> [WHAT THE TASK ASKS]
Once the data has been read, restate all of it exactly.

(RECORDS PROVIDED Opens)

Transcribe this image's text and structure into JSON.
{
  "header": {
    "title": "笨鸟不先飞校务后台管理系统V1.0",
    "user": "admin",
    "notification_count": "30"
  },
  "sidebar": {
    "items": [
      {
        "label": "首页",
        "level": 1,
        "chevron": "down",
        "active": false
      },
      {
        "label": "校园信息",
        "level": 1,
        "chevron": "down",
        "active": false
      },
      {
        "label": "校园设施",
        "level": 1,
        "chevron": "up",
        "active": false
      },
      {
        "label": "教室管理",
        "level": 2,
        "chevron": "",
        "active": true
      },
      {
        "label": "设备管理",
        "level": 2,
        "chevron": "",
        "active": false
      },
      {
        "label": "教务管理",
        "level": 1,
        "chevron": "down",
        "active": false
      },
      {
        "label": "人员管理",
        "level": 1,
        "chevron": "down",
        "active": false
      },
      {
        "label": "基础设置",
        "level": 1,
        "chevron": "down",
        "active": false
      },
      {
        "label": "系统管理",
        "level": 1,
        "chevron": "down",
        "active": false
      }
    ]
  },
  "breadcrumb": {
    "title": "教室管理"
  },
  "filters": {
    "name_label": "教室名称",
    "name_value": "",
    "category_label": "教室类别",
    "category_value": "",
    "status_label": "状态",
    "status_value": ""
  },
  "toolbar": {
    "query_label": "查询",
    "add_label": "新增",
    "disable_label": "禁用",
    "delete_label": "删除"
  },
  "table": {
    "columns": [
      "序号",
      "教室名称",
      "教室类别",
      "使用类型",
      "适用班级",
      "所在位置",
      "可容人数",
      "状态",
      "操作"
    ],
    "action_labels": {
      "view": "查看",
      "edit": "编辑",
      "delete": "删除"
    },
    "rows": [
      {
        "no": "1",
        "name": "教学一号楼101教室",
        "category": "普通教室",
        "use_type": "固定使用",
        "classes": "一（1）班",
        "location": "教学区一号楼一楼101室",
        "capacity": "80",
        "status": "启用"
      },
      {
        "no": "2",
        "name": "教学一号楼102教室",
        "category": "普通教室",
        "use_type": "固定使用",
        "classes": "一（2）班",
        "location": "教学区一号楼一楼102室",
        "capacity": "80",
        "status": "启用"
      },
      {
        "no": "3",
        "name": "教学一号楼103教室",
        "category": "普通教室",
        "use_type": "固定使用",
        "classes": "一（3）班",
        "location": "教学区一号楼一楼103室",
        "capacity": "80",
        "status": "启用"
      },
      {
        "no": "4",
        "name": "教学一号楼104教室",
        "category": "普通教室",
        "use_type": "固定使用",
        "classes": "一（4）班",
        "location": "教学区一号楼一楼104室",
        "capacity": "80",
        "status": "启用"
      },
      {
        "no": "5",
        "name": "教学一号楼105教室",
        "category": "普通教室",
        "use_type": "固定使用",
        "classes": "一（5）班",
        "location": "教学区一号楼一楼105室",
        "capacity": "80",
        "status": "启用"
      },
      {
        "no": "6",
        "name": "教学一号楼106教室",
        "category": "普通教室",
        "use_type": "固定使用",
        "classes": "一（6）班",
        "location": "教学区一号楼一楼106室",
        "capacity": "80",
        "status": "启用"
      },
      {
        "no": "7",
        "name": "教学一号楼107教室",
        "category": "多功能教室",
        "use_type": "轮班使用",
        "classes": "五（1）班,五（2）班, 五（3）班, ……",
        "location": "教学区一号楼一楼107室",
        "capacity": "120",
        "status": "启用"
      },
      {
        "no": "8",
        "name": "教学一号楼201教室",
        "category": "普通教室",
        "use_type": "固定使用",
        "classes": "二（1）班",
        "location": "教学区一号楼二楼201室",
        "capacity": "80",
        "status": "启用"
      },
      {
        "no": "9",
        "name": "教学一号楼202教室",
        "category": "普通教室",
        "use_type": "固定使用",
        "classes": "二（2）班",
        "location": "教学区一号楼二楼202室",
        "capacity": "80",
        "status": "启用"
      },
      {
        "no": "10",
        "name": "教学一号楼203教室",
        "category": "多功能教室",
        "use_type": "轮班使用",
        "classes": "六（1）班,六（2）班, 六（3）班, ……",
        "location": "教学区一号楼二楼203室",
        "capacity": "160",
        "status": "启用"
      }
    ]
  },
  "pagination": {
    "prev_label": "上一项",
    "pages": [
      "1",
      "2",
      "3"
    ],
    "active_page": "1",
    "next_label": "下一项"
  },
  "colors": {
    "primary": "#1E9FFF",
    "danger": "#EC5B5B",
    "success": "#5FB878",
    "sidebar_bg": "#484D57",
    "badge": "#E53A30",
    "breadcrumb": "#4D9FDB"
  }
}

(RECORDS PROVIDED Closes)

> [RESPONSE TO THIS EXERCISE]
Transcribe this image's text and structure into JSON.
{
  "header": {
    "title": "笨鸟不先飞校务后台管理系统V1.0",
    "user": "admin",
    "notification_count": "30"
  },
  "sidebar": {
    "items": [
      {
        "label": "首页",
        "level": 1,
        "chevron": "down",
        "active": false
      },
      {
        "label": "校园信息",
        "level": 1,
        "chevron": "down",
        "active": false
      },
      {
        "label": "校园设施",
        "level": 1,
        "chevron": "up",
        "active": false
      },
      {
        "label": "教室管理",
        "level": 2,
        "chevron": "",
        "active": true
      },
      {
        "label": "设备管理",
        "level": 2,
        "chevron": "",
        "active": false
      },
      {
        "label": "教务管理",
        "level": 1,
        "chevron": "down",
        "active": false
      },
      {
        "label": "人员管理",
        "level": 1,
        "chevron": "down",
        "active": false
      },
      {
        "label": "基础设置",
        "level": 1,
        "chevron": "down",
        "active": false
      },
      {
        "label": "系统管理",
        "level": 1,
        "chevron": "down",
        "active": false
      }
    ]
  },
  "breadcrumb": {
    "title": "教室管理"
  },
  "filters": {
    "name_label": "教室名称",
    "name_value": "",
    "category_label": "教室类别",
    "category_value": "",
    "status_label": "状态",
    "status_value": ""
  },
  "toolbar": {
    "query_label": "查询",
    "add_label": "新增",
    "disable_label": "禁用",
    "delete_label": "删除"
  },
  "table": {
    "columns": [
      "序号",
      "教室名称",
      "教室类别",
      "使用类型",
      "适用班级",
      "所在位置",
      "可容人数",
      "状态",
      "操作"
    ],
    "action_labels": {
      "view": "查看",
      "edit": "编辑",
      "delete": "删除"
    },
    "rows": [
      {
        "no": "1",
        "name": "教学一号楼101教室",
        "category": "普通教室",
        "use_type": "固定使用",
        "classes": "一（1）班",
        "location": "教学区一号楼一楼101室",
        "capacity": "80",
        "status": "启用"
      },
      {
        "no": "2",
        "name": "教学一号楼102教室",
        "category": "普通教室",
        "use_type": "固定使用",
        "classes": "一（2）班",
        "location": "教学区一号楼一楼102室",
        "capacity": "80",
        "status": "启用"
      },
      {
        "no": "3",
        "name": "教学一号楼103教室",
        "category": "普通教室",
        "use_type": "固定使用",
        "classes": "一（3）班",
        "location": "教学区一号楼一楼103室",
        "capacity": "80",
        "status": "启用"
      },
      {
        "no": "4",
        "name": "教学一号楼104教室",
        "category": "普通教室",
        "use_type": "固定使用",
        "classes": "一（4）班",
        "location": "教学区一号楼一楼104室",
        "capacity": "80",
        "status": "启用"
      },
      {
        "no": "5",
        "name": "教学一号楼105教室",
        "category": "普通教室",
        "use_type": "固定使用",
        "classes": "一（5）班",
        "location": "教学区一号楼一楼105室",
        "capacity": "80",
        "status": "启用"
      },
      {
        "no": "6",
        "name": "教学一号楼106教室",
        "category": "普通教室",
        "use_type": "固定使用",
        "classes": "一（6）班",
        "location": "教学区一号楼一楼106室",
        "capacity": "80",
        "status": "启用"
      },
      {
        "no": "7",
        "name": "教学一号楼107教室",
        "category": "多功能教室",
        "use_type": "轮班使用",
        "classes": "五（1）班,五（2）班, 五（3）班, ……",
        "location": "教学区一号楼一楼107室",
        "capacity": "120",
        "status": "启用"
      },
      {
        "no": "8",
        "name": "教学一号楼201教室",
        "category": "普通教室",
        "use_type": "固定使用",
        "classes": "二（1）班",
        "location": "教学区一号楼二楼201室",
        "capacity": "80",
        "status": "启用"
      },
      {
        "no": "9",
        "name": "教学一号楼202教室",
        "category": "普通教室",
        "use_type": "固定使用",
        "classes": "二（2）班",
        "location": "教学区一号楼二楼202室",
        "capacity": "80",
        "status": "启用"
      },
      {
        "no": "10",
        "name": "教学一号楼203教室",
        "category": "多功能教室",
        "use_type": "轮班使用",
        "classes": "六（1）班,六（2）班, 六（3）班, ……",
        "location": "教学区一号楼二楼203室",
        "capacity": "160",
        "status": "启用"
      }
    ]
  },
  "pagination": {
    "prev_label": "上一项",
    "pages": [
      "1",
      "2",
      "3"
    ],
    "active_page": "1",
    "next_label": "下一项"
  },
  "colors": {
    "primary": "#1E9FFF",
    "danger": "#EC5B5B",
    "success": "#5FB878",
    "sidebar_bg": "#484D57",
    "badge": "#E53A30",
    "breadcrumb": "#4D9FDB"
  }
}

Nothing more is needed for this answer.